Google is your friend, but the recruiter may very well have some insider information about the hospital, nursing home, or home health company that’s hiring. Maybe the nursing home is about to be sold or the hospital is changing its Chief Surgeon. This question also helps you assess how well the recruiter knows the employer and the nature of the position. If the recruiter does not know much about either, consider what that means about the kind of relationship they have with the employer.
2) What Is the Interview Process?
Some employers want a phone screen before they will do anything else. They may even do it over Skype, Zoom, or Google Hangout, so they can see you as well as hear you. Others will want you to meet with Human Resources or at least talk to them on the phone before you meet with anyone from the department where the position will be. The process might even entail a background check or a drug test, or both.
How long will the process take?

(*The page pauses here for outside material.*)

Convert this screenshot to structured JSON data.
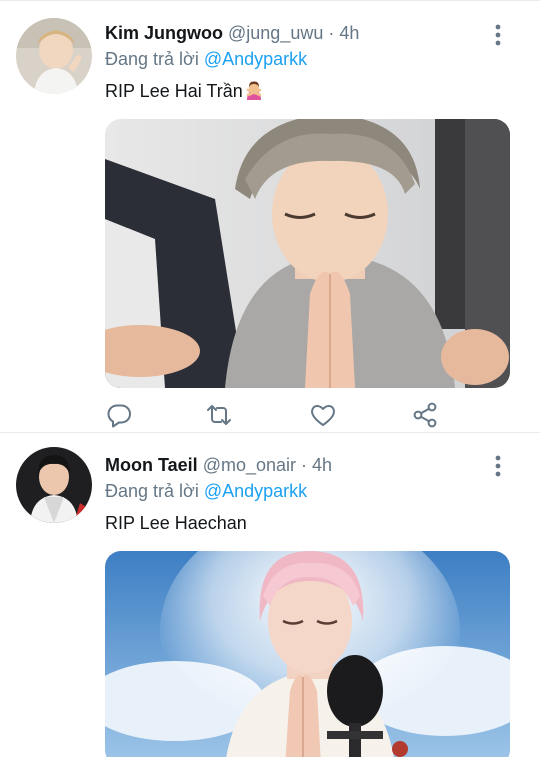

If it’s an extensive process, that will also give you an idea of the time frame involved. If you are already interviewing with other employers, or at least have your resume out there, be candid with your recruiter about that. Employers may move more quickly if they feel you are in demand and are about to go off the market.

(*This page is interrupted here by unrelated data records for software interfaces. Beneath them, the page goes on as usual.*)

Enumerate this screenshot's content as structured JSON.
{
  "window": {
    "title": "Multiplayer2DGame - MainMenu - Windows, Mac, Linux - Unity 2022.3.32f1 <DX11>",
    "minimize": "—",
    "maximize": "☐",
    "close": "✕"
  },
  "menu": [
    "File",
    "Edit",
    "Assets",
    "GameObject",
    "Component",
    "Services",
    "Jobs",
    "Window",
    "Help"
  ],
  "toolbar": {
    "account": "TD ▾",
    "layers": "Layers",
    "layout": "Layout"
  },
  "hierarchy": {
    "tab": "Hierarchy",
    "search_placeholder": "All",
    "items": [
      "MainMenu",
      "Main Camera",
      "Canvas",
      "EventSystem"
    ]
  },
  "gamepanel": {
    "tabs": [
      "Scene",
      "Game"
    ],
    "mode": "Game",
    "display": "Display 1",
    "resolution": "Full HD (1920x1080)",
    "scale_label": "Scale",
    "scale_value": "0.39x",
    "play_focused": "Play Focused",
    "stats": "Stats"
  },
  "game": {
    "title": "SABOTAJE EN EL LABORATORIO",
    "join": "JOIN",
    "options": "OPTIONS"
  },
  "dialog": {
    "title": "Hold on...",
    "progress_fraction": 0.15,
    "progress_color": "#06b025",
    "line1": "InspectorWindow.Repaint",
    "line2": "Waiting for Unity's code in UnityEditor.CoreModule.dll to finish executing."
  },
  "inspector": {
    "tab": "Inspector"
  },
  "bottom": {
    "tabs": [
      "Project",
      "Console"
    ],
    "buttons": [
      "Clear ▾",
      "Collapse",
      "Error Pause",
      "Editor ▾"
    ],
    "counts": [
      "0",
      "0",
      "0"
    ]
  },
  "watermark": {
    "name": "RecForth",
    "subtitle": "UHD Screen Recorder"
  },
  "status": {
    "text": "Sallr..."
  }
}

Finally, we get to the #1 question:
1) What Is the Compensation Package for This Role?
Notice how you should ask about a ‘compensation package’ rather than the salary? That’s because it’s not just going to be about the salary. There’s more to take into account than that! It’s also about shifts and vacation time, maybe even continuing education. Find out if the company pays for any of your travel, and whether it will help you find housing. They might provide the services of a realtor, present you with a stipend for finding a temporary apartment, or even offer individual or shared housing. If they provide you with a stipend, how much is it? If you have to share, how are travel nurses paired up? Do you have any recourse if you don’t get along with any of your house or apartment mates, or have other compatibility issues ? What if you have a family, where will they be housed? Dig deep here, too. What kinds of insurance does the employer offer? What about retirement savings benefits, particularly if that day is coming close?
What it all comes down to? Don’t just look for a job; invest yourself in the job search process. Work takes up a third of your life or more, so ask your travel nurse recruiter questions! If you and your recruiter can work well together as a team, that bodes well for your future career as a travel nurse. Good luck, believe in yourself, and be bold!
2022 update: more questions to ask before accepting a new assignment!
We originally posted this article in 2017, and the questions outlined above are evergreen ones! But let’s add a couple of topical recommendations that apply in particular in this post-pandemic age of chronic understaffing.
Nursing was always a job that requires stamina and resilience, but at no point in recent history have working conditions been as challenging as during the worst days of the Covid-19 crisis. And some employers turned out to be a lot more willing and able to protect and care for their healthcare workers than others. For your own sake, you need to be able to get a sense of how your prospective employer measured up!
Understaffing has been a chronic problem in nursing for many years, but these past few years it has spun out of control at many workplaces. With the healthcare labor market as tight as it is, it’s okay to ask about it before just wading in and hoping for the best. Nurse Advocate Sarah Warren has suggested a few good examples of such “reverse interview” questions:
- Do staff members report feeling supported by leadership?
- What is the staff attrition/turnover rate?
- Does this unit frequently go out of ratio? What is the response when this happens?